For basic weightlifting and fitness, you probably don’t need too much expandability. If that’s all you’ll do, a structural design works.
However, if your goal is to spend the rest of your life getting bigger, faster, and stronger, you might need a power rack that grows with your abilities.
What kind of lifter are you?
Beginners and general fitness enthusiasts might just need a safe way to do classic barbell exercises. That probably means they don’t need extra storage horns, band pegs, or two pull-up bars (one is def enough).
But powerlifters and Olympic weightlifters have different needs. Experienced weightlifters might want a power rack with all the bells and whistles to help them reach their weightlifting #goals.
Freestanding vs. bolt
Power racks become more stable when bolted to the floor. Bolting prevents flexing and lets you lift with confidence that the rack will stay in place throughout your workout. But not everyone has a space that can accommodate a power rack that’s permanently attached to the floor.
Freestanding models are the answer to this problem. While some aren’t as stable as a model that bolts to the floor, the quality of the build makes more of a difference. Many freestanding power racks can take heavy use without moving or flexing. They often have storage horns that add stability when they’re used to store weight plates too.
Is a power rack worth it?
Power racks let you do “big” lifts without a spotter. A bobble while doing a bench press can lead to a crushed airway, but a safety arm will catch the bar before it touches your body. The same holds true for squats and other barbell lifts.
A power rack can also save you money in the long run. Depending on the cost of a gym membership, you might recoup the cost of the power rack by investing in your home gym instead.
Finally, a power rack gives you the chance to do your heavy lifting in private.
What is a power rack vs. a squat rack?
Great question. Here’s the difference between ’em:
- A squat rack (also called a squat stand or half rack, though “half rack” can also mean yet another type of rack) has two uprights to hold a barbell. You can do squats or bench presses if you have a bench. However, you still need a spotter because a squat rack doesn’t have the safety features of a power rack.
- A power rack has four uprights with horizontal bars between the uprights. It comes with adjustable safety hooks, J-cups, and arms to act as mechanical spotters when you’re lifting alone.
You might have also heard of a power tower, which isn’t designed for use with a barbell.
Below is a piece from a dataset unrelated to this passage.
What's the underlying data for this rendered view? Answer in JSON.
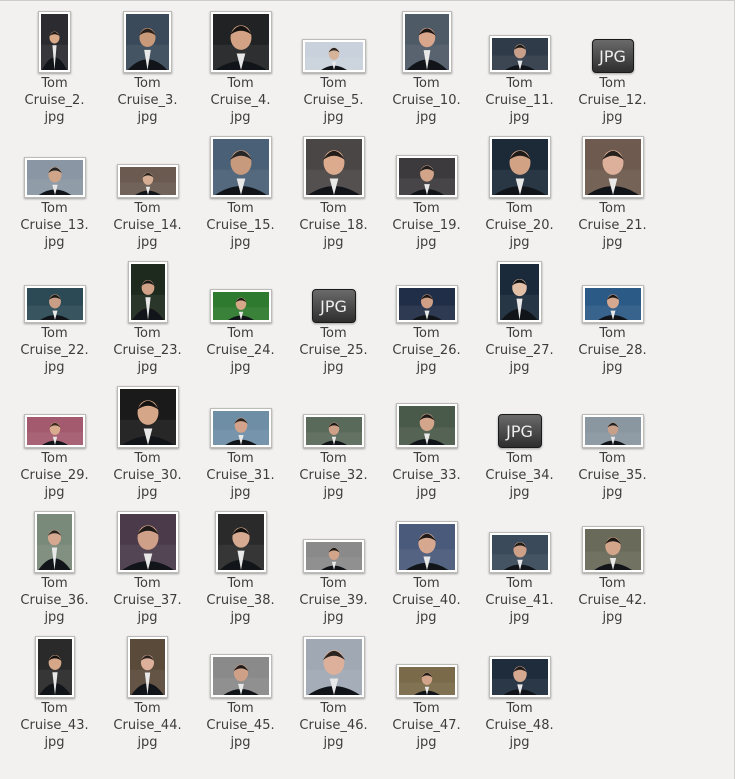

It has a pull-up bar, push-up handles, triceps dip handles, and a station for leg lifts.
What do you need for a power rack?
The best power rack attachments vary, depending on your fitness goals. They may include cardio and plyo attachments, like a step-up platform or a drop-down station for triceps dips, or multiple pull-up bars. However, the most useful accessories are:
- J-cups or J-hooks. These hooks hold the barbell and can be adjusted based on your height and the kind of lift you’re doing.
- Storage horns. Storage horns — also called storage pegs — store weight plates. Safely storing your weights can prevent injury and add stability to the power rack.
- Safety arms or straps. These catch the bar if the lift fails.
Are Rogue and Titan the best power rack brands?
Rogue and Titan are definitely two of the most well known, if not the best, power rack brands. Both brands made Byrne’s shortlist of the best power racks.
Rogue enjoys a reputation for the high quality of their models. But you pay for that quality (and the reputation).
Titan offers less expensive power racks. Our list doesn’t include a Titan model, but that doesn’t mean they don’t make great power racks. There’s a growing number of high quality players in the industry, making the competition fierce.
Make sure to measure your available space, be clear on your fitness goals, and decide which attachments you need before buying. A little work up front will make sure you end up with a power rack that keeps you lifting for years.